Eleanor Dorothy Fish was born in Nottingham on 15 October 1917. After school there, she trained as an architect with the firm Eberlin & Derbyshire, also studying at night school in association with Nottingham University. She took her exams at the Royal Institute of British Architects (RIBA) in London. In 1941, she was an Assistant Architect on ATA’s new headquarters building at White Waltham airfield outside Maidenhead, Berkshire. It was there that she saw on a notice board that ATA was looking for applicants to train as non-combat pilots to back up the exhausted RAF and allied fliers.
“Beanie” was among the firt half dozen accepted and in June 1943 started flight training, first in a “Maggie” – a monoplane Miles Magister – and also de Havilland Tiger Moth biplanes. After only 12 hours’ total flying – never having flown before – she first flew solo in a “Maggie.” Having worked her way up through larger or more powerful aircraft at RAF Thame in Buckinghamshire, she flew her first Hurricane fighter on March 2, 1944, out of RAF Henlow, Bedfordshire, and would go on to deliver many of them to RAF combat pilots from the Hawker factory at Langley, Berkshire.
She flew her first Spitfire on 18 May, 1944, according to her interview with Howard Cook. “It was so perfect to handle, just lovely and flew like you would want it to,” she told him. “What is often forgotten is that we were the first to get equal pay for equal work and this fact is often forgotten about the ATA.”
She flew until the last day of the war, married Bernard Wadsworth the same year, 1945, and went on to have two sons, George and Robert, five grandchildren and seven great-grandchildren. She never piloted a plane again after the war. She had met Bernard at ATA, where he was a flight engineer, and they settled in the 1950s in Bury St Edmunds, Suffolk. They had been married more than 70 years when Bernard died in 2015.
She worked for many years for the Mann Egerton automotive and aerospace company in Norwich and for Greene King, the giant pub retailer and brewery company.

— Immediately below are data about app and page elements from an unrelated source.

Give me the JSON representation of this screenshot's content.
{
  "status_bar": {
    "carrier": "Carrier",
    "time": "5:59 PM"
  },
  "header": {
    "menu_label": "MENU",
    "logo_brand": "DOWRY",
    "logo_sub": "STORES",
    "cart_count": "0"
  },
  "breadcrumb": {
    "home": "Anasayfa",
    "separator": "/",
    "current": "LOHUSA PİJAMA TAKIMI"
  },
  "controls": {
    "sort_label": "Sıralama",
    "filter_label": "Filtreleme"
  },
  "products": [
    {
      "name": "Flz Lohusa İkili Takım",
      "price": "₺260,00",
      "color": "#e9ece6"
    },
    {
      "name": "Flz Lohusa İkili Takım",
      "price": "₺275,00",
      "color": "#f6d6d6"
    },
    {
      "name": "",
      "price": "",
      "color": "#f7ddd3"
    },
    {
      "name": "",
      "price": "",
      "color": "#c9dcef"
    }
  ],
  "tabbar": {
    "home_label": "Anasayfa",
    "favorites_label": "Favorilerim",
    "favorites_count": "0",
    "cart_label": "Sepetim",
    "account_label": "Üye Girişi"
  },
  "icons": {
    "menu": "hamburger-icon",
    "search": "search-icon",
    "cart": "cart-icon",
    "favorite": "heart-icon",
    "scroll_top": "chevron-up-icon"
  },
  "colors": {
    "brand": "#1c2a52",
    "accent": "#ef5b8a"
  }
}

“There was no heroism,” she once said. “We all had a job to do and it was my good fortune to have what was a very enjoyable job. There was no harassment or prejudice, no taking advantage. I was one of the guys.”